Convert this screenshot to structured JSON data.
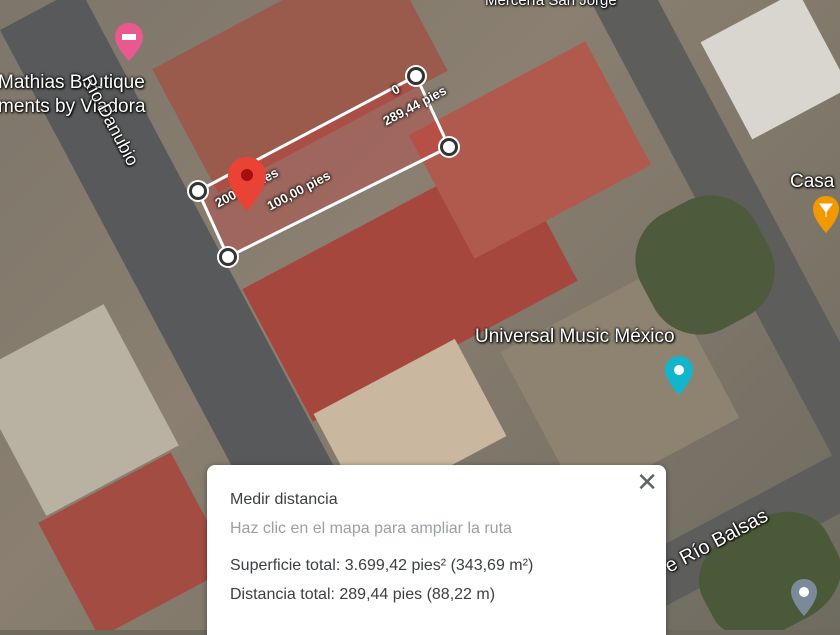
{
  "map_labels": {
    "merceria": "Mercería San Jorge",
    "mathias": "Mathias Boutique",
    "viadora": "ments by Viadora",
    "danubio": "Río Danubio",
    "casa": "Casa",
    "universal": "Universal Music México",
    "balsas": "e Río Balsas"
  },
  "measure_labels": {
    "top": "0",
    "long": "289,44 pies",
    "side1": "200,00 pies",
    "side2": "100,00 pies"
  },
  "panel": {
    "title": "Medir distancia",
    "hint": "Haz clic en el mapa para ampliar la ruta",
    "area": "Superficie total: 3.699,42 pies² (343,69 m²)",
    "distance": "Distancia total: 289,44 pies (88,22 m)",
    "close": "✕"
  },
  "colors": {
    "pin_red": "#ea4335",
    "hotel_pink": "#e8598f",
    "music_teal": "#12b5cb",
    "bar_orange": "#f29900"
  }
}
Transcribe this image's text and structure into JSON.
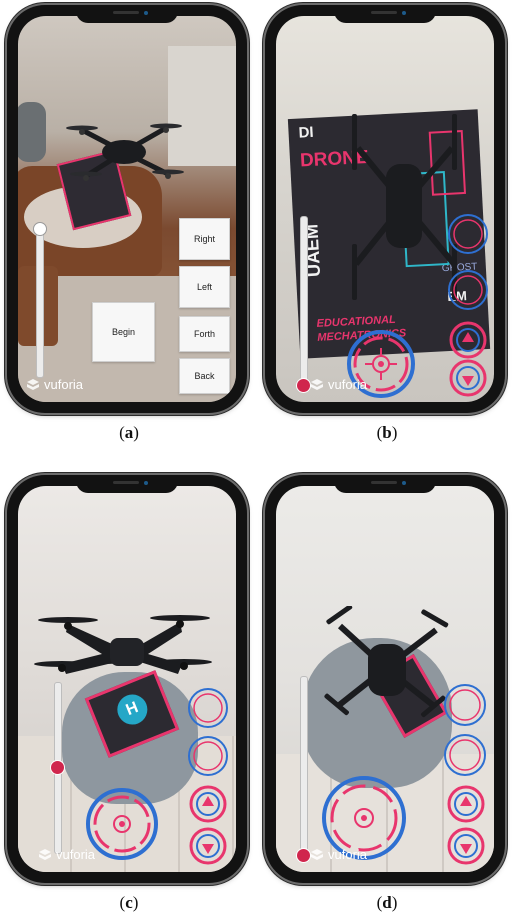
{
  "panel_a": {
    "caption_open": "(",
    "caption_letter": "a",
    "caption_close": ")",
    "buttons": {
      "right": "Right",
      "left": "Left",
      "forth": "Forth",
      "back": "Back",
      "begin": "Begin"
    },
    "brand": "vuforia",
    "slider_level": 0.95
  },
  "panel_b": {
    "caption_open": "(",
    "caption_letter": "b",
    "caption_close": ")",
    "brand": "vuforia",
    "slider_level": 0.0,
    "poster": {
      "line1": "DI",
      "line2": "DRONE",
      "side": "UAEM",
      "bottom1": "EDUCATIONAL",
      "bottom2": "MECHATRONICS",
      "right1": "EM",
      "right2": "GHOST"
    }
  },
  "panel_c": {
    "caption_open": "(",
    "caption_letter": "c",
    "caption_close": ")",
    "brand": "vuforia",
    "slider_level": 0.5,
    "pad_letter": "H"
  },
  "panel_d": {
    "caption_open": "(",
    "caption_letter": "d",
    "caption_close": ")",
    "brand": "vuforia",
    "slider_level": 0.0
  },
  "colors": {
    "hud_pink": "#e8356d",
    "hud_blue": "#2e6fd1",
    "knob_pink": "#d0264d",
    "drone_body": "#1b1c1f",
    "phone_frame": "#121212"
  },
  "icons": [
    "joystick-icon",
    "drone-icon",
    "vuforia-logo-icon",
    "up-arrow-icon",
    "down-arrow-icon",
    "rotate-icon"
  ]
}
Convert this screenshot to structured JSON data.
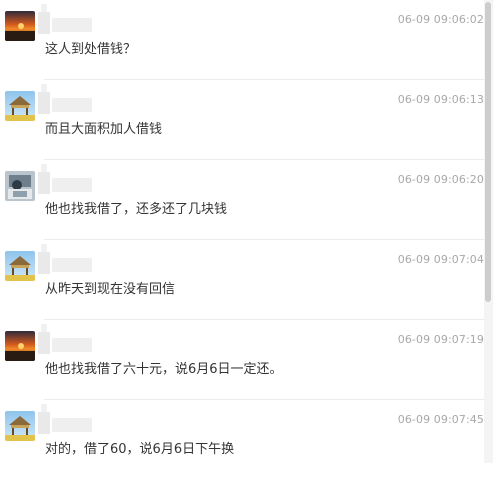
{
  "messages": [
    {
      "time": "06-09 09:06:02",
      "text": "这人到处借钱？",
      "avatar": "sunset-avatar"
    },
    {
      "time": "06-09 09:06:13",
      "text": "而且大面积加人借钱",
      "avatar": "pavilion-avatar"
    },
    {
      "time": "06-09 09:06:20",
      "text": "他也找我借了，还多还了几块钱",
      "avatar": "photo-avatar"
    },
    {
      "time": "06-09 09:07:04",
      "text": "从昨天到现在没有回信",
      "avatar": "pavilion-avatar"
    },
    {
      "time": "06-09 09:07:19",
      "text": "他也找我借了六十元，说6月6日一定还。",
      "avatar": "sunset-avatar"
    },
    {
      "time": "06-09 09:07:45",
      "text": "对的，借了60，说6月6日下午换",
      "avatar": "pavilion-avatar"
    }
  ],
  "colors": {
    "timestamp": "#a8a8a8",
    "message_text": "#333333",
    "divider": "#ececec"
  }
}
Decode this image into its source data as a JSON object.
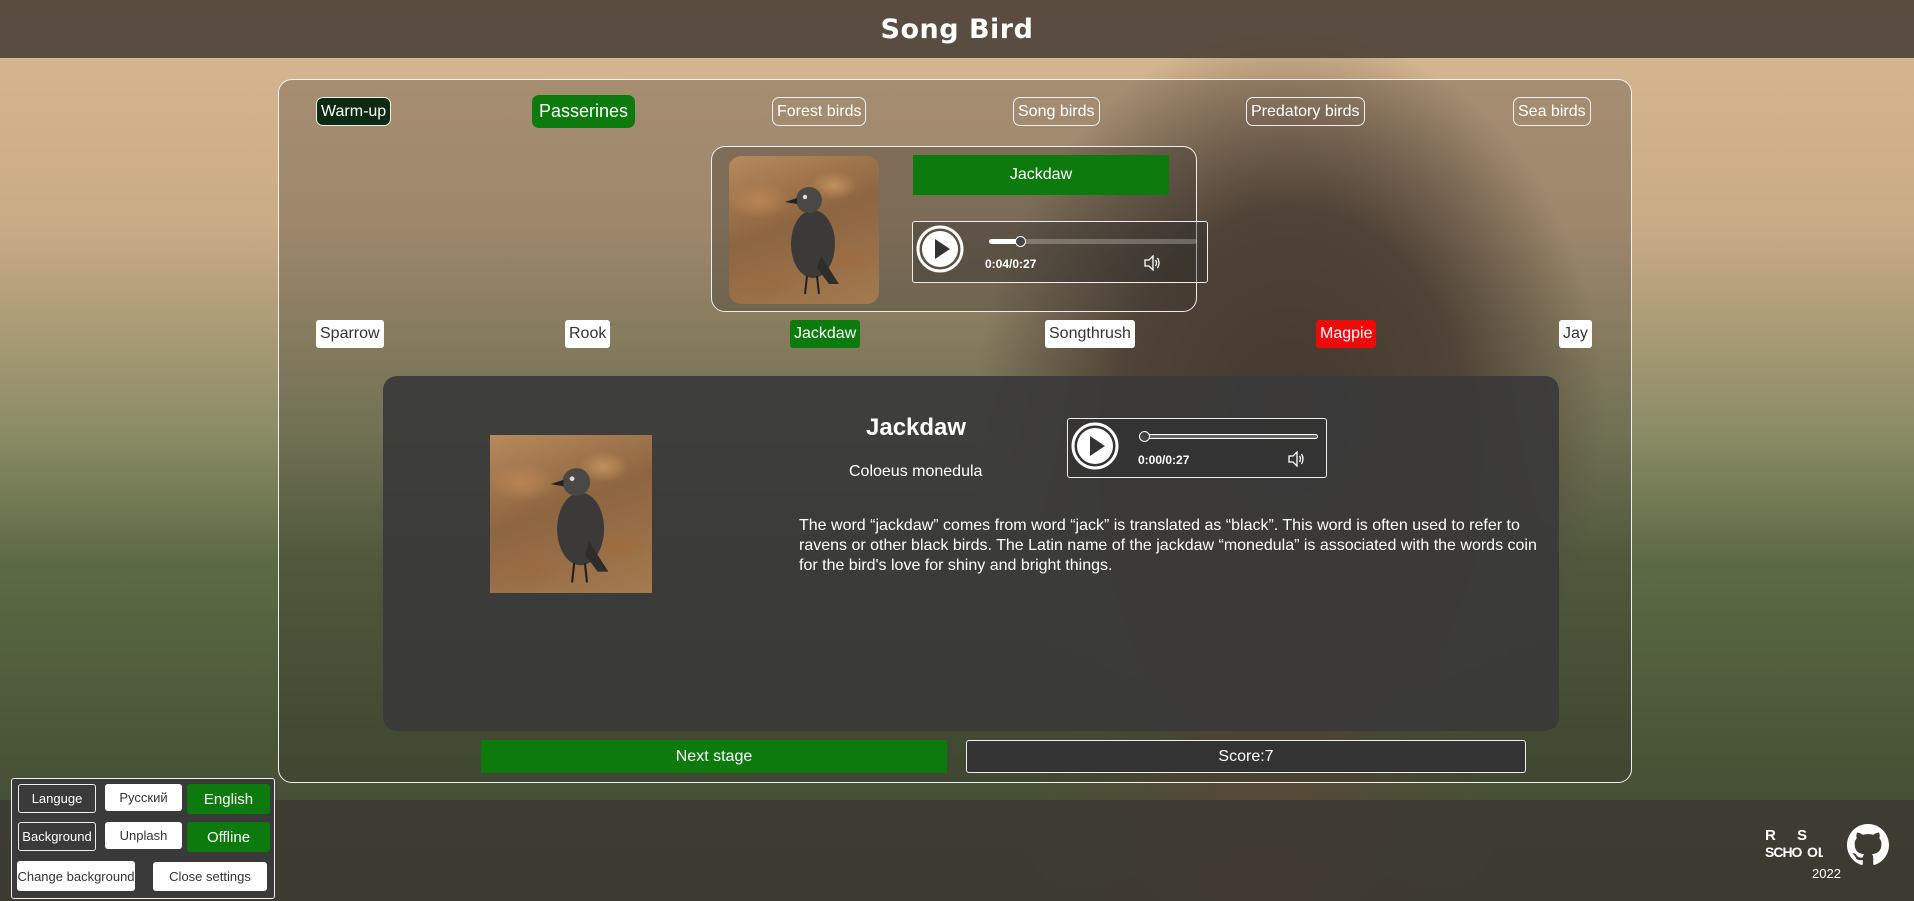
{
  "app": {
    "title": "Song Bird"
  },
  "categories": [
    {
      "label": "Warm-up",
      "state": "done"
    },
    {
      "label": "Passerines",
      "state": "active"
    },
    {
      "label": "Forest birds",
      "state": "normal"
    },
    {
      "label": "Song birds",
      "state": "normal"
    },
    {
      "label": "Predatory birds",
      "state": "normal"
    },
    {
      "label": "Sea birds",
      "state": "normal"
    }
  ],
  "question": {
    "answer": "Jackdaw",
    "player": {
      "time": "0:04/0:27",
      "progress": 0.15
    }
  },
  "options": [
    {
      "label": "Sparrow",
      "state": "normal"
    },
    {
      "label": "Rook",
      "state": "normal"
    },
    {
      "label": "Jackdaw",
      "state": "correct"
    },
    {
      "label": "Songthrush",
      "state": "normal"
    },
    {
      "label": "Magpie",
      "state": "wrong"
    },
    {
      "label": "Jay",
      "state": "normal"
    }
  ],
  "details": {
    "name": "Jackdaw",
    "latin": "Coloeus monedula",
    "description": "The word “jackdaw” comes from word “jack” is translated as “black”. This word is often used to refer to ravens or other black birds. The Latin name of the jackdaw “monedula” is associated with the words coin for the bird's love for shiny and bright things.",
    "player": {
      "time": "0:00/0:27",
      "progress": 0.0
    }
  },
  "actions": {
    "next": "Next stage",
    "score": "Score:7"
  },
  "settings": {
    "language_label": "Languge",
    "russian": "Русский",
    "english": "English",
    "background_label": "Background",
    "unsplash": "Unplash",
    "offline": "Offline",
    "change_background": "Change background",
    "close": "Close settings"
  },
  "footer": {
    "logo": "RS SCHOOL",
    "year": "2022"
  },
  "colors": {
    "accent": "#0c7a0c",
    "wrong": "#ee0a0a"
  },
  "icons": [
    "play-icon",
    "volume-icon",
    "github-icon",
    "rs-school-logo"
  ]
}
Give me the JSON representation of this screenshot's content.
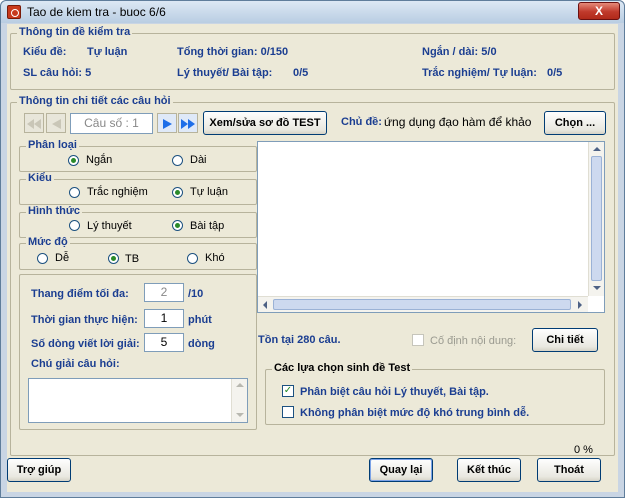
{
  "window": {
    "title": "Tao de kiem tra - buoc 6/6",
    "close": "X"
  },
  "info": {
    "title": "Thông tin đề kiểm tra",
    "kieu_de_label": "Kiểu đề:",
    "kieu_de_value": "Tự luận",
    "tong_tg": "Tổng thời gian: 0/150",
    "ngan_dai": "Ngắn / dài: 5/0",
    "sl_cau": "SL câu hỏi: 5",
    "ly_thuyet_label": "Lý thuyết/ Bài tập:",
    "ly_thuyet_value": "0/5",
    "trac_nghiem_label": "Trắc nghiệm/ Tự luận:",
    "trac_nghiem_value": "0/5"
  },
  "detail": {
    "title": "Thông tin chi tiết các câu hỏi",
    "cau_so": "Câu số : 1",
    "xem_sua": "Xem/sửa sơ đồ TEST",
    "chu_de_label": "Chủ đề:",
    "chu_de_value": "ứng dụng đạo hàm để khảo",
    "chon": "Chọn ..."
  },
  "phan_loai": {
    "title": "Phân loại",
    "opt1": "Ngắn",
    "opt2": "Dài"
  },
  "kieu": {
    "title": "Kiểu",
    "opt1": "Trắc nghiệm",
    "opt2": "Tự luận"
  },
  "hinh_thuc": {
    "title": "Hình thức",
    "opt1": "Lý thuyết",
    "opt2": "Bài tập"
  },
  "muc_do": {
    "title": "Mức độ",
    "opt1": "Dễ",
    "opt2": "TB",
    "opt3": "Khó"
  },
  "fields": {
    "thang_diem_label": "Thang điểm tối đa:",
    "thang_diem_value": "2",
    "thang_diem_unit": "/10",
    "thoi_gian_label": "Thời gian thực hiện:",
    "thoi_gian_value": "1",
    "thoi_gian_unit": "phút",
    "so_dong_label": "Số dòng viết lời giải:",
    "so_dong_value": "5",
    "so_dong_unit": "dòng",
    "chu_giai_label": "Chú giải câu hỏi:"
  },
  "ton_tai": "Tồn tại 280 câu.",
  "co_dinh": "Cố định nội dung:",
  "chi_tiet": "Chi tiết",
  "lua_chon": {
    "title": "Các lựa chọn sinh đề Test",
    "opt1": "Phân biệt câu hỏi Lý thuyết, Bài tập.",
    "opt2": "Không phân biệt mức độ khó trung bình dễ."
  },
  "progress": "0 %",
  "footer": {
    "tro_giup": "Trợ giúp",
    "quay_lai": "Quay lại",
    "ket_thuc": "Kết thúc",
    "thoat": "Thoát"
  },
  "colors": {
    "label_blue": "#1b3e91",
    "nav_blue": "#1e6ee8"
  }
}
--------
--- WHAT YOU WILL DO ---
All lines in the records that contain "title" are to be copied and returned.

--- OUTPUT OF THE TASK ---
    "title": "Medir distancia",
    "title": "Song Bird"
    "title": "Tao de kiem tra - buoc 6/6",
    "title": "Thông tin đề kiểm tra",
    "title": "Thông tin chi tiết các câu hỏi",
    "title": "Phân loại",
    "title": "Kiểu",
    "title": "Hình thức",
    "title": "Mức độ",
    "title": "Các lựa chọn sinh đề Test",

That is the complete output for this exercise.